Sunday, January 13, 2008

Entry #557

Stan was a little late, and at first I thought he had flaked out on me like most others, but he showed up at about 12:20 very enthusiastically. Really cool kid who's always willing to learn. His dad watched for a bit. He told me he boxed at his high school when he was young. Boxing, in high school? Wow, school must have ruled back then.

We both ultimately decided that, as fun as it was on Friday, doing full-contact every session isn't conducive to the learning process, of which both of us have a long way to go. We warmed up on the pads and then did some light spars.

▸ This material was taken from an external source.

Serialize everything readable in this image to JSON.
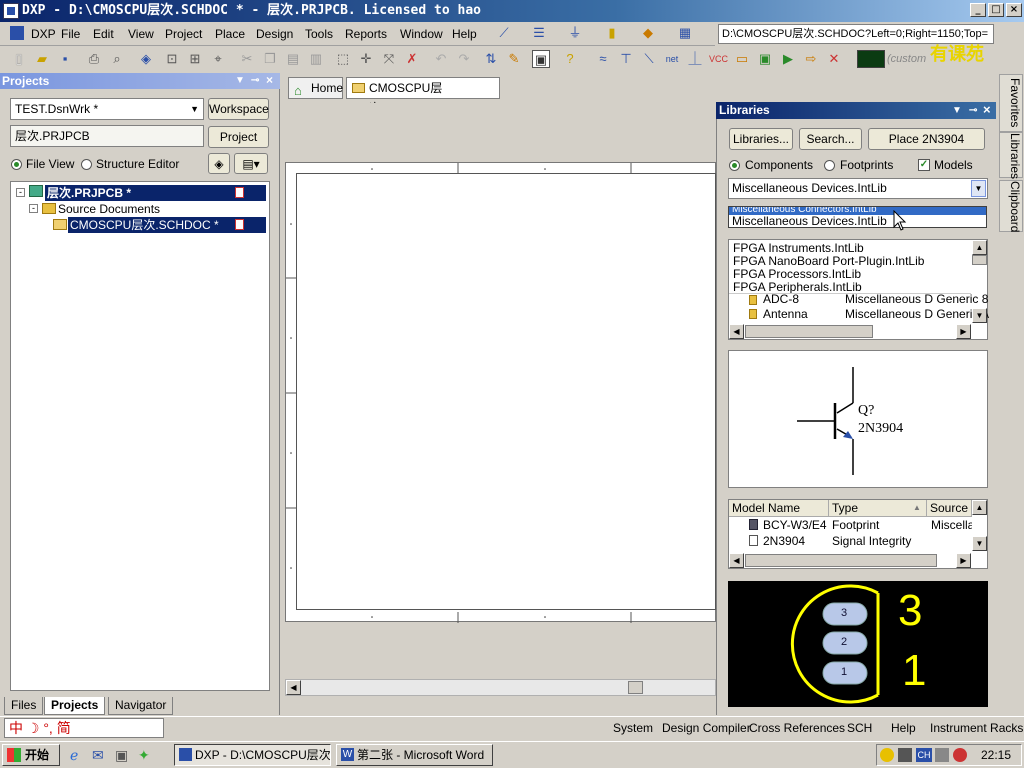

This was his first time on these. His hands are nowhere near where they should be, but he more than knows that with all the times I told him. Now, it's just a matter of practice. I also did some feeble swats in his face at him just so he doesn't get too comfortable.

Don't get me wrong. My own hands dropped pretty abysmally. I pretty much eradicated this tendency on the bag, strangely enough.

Some light sparring:


  1. Seems like he's got some erratic/unnecessary foot movement. Uneasy with the size disparity?

  2. That's what I was thinking. He looks a bit jumpy.

  3. Just to add on to the other posters: Some wrestlers on my team have the same problem of being too jumpy on the mat, or rather, not tight in the right places as well. This is a concern since the wrestler would show a lot of openings while jumping around, as well as limiting his own opportunities to attack. Look at your movements, even though you are bobbing almost continuously, you are still planted when it counts.
    We found a great solution to this problem was the have the wrestler/boxer take deep, relaxed, breaths, breathing out in a long, low "Ommm" sound. This got the athlete relaxed in his breathing. Then, we had him shadowrestle, dance around, and shake loose every part of the body. This step we found to be the most important. This dancing could, in your case, come in the form of shadowboxing. We placed special emphasis on planting in his attack during the drill. For example, when our athlete would be shadowrestling, and would decide to shoot, we would make certain that he shot with planted feet, and in a semi-squat. It sounds strange, but we found interacting with the athlete, as well as getting himself properly relaxed led to better training sessions for everyone, since I didn't have much of an opportunity to attack the openings that came as a result of his stance.
    Give it a shot next time if it continues to be a problem.

  4. Shame most of the action was out of shot on your vid.  Your voice sounds a lot like mine.  Maybe we're brothers =P
    If you're heading to the t-down, it's here785 oak grove road suite mconcord, ca 94518starting at 4:00 PMI won't be there, but I know you wanted to go there.

  5. I had that thread bookmarked, but thanks for the reminder. I expect to make it.And yeah, Shaheen, I'll do something along those lines for warming-up. Thanks again.